This was one of the town's most ancient inns; one of only 24 to appear on a town assessment of 1689. It's actually recorded as far back as 1528.
The inn stood somewhere on a site which is now partly now covered by the Crown & Anchor building, and was pulled down in about 1842. One 18th century landlord of the ancient inn was a man called Selby who inherited £14,500 from Lord Chedworthon on the grounds that he "was in no wise related." Apparently the nobleman was a known eccentric and had a strong predilection for the drama; he also left money to performers of a nearby Playhouse, which was built in the Griffin's former yard in 1728.
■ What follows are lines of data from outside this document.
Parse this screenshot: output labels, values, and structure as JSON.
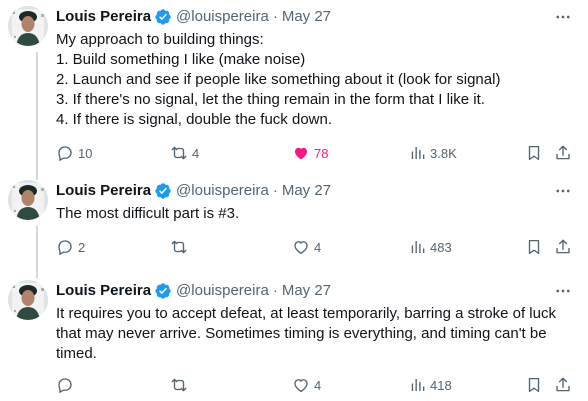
{
  "colors": {
    "text": "#0f1419",
    "muted": "#536471",
    "verified": "#1d9bf0",
    "liked": "#f91880",
    "thread_line": "#cfd9de"
  },
  "tweets": [
    {
      "author": {
        "name": "Louis Pereira",
        "handle": "@louispereira",
        "separator": "·",
        "date": "May 27"
      },
      "text": "My approach to building things:\n1. Build something I like (make noise)\n2. Launch and see if people like something about it (look for signal)\n3. If there's no signal, let the thing remain in the form that I like it.\n4. If there is signal, double the fuck down.",
      "counts": {
        "replies": "10",
        "reposts": "4",
        "likes": "78",
        "views": "3.8K"
      },
      "liked": true
    },
    {
      "author": {
        "name": "Louis Pereira",
        "handle": "@louispereira",
        "separator": "·",
        "date": "May 27"
      },
      "text": "The most difficult part is #3.",
      "counts": {
        "replies": "2",
        "reposts": "",
        "likes": "4",
        "views": "483"
      },
      "liked": false
    },
    {
      "author": {
        "name": "Louis Pereira",
        "handle": "@louispereira",
        "separator": "·",
        "date": "May 27"
      },
      "text": "It requires you to accept defeat, at least temporarily, barring a stroke of luck that may never arrive. Sometimes timing is everything, and timing can't be timed.",
      "counts": {
        "replies": "",
        "reposts": "",
        "likes": "4",
        "views": "418"
      },
      "liked": false
    }
  ],
  "icons": {
    "verified": "verified-badge-icon",
    "more": "more-options-icon",
    "reply": "reply-icon",
    "repost": "repost-icon",
    "like": "heart-icon",
    "views": "views-icon",
    "bookmark": "bookmark-icon",
    "share": "share-icon"
  }
}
It was in the Griffin yard, that previous to the erection of a Theatre, stage plays were frequently performed by the Duke of Grafton's and other companies. In the latter part of the last century, the house was kept by one, Selby, whose family were legatees under the extraordinary Will of the eccentric Lord Chedworth, to a total sum of £14,500. His lordship had a special love for the drama, and several actors and others benefited under his will. Much of Lord Chedworth's time appears to have been spent in this house.C H Evelyn White****
Historically, the Griffin may be described as a commercial inn.
(Most pub, location & historic details collated by Nigel, Tony or Keith - original sources are credited)
(detailed information from Old inns of Suffolk by Leonard P Thompson)
(** historic newspaper information from Stuart Ansell)
(*** historic newspaper information from Bob Mitchell)
(**** Proceedings of the Suffolk Institute of Archaeology and Natural History, 1888)
A griffin is a fabulous monster - half eagle and half lion - popular in heraldry and often spelt griffon or gryphon.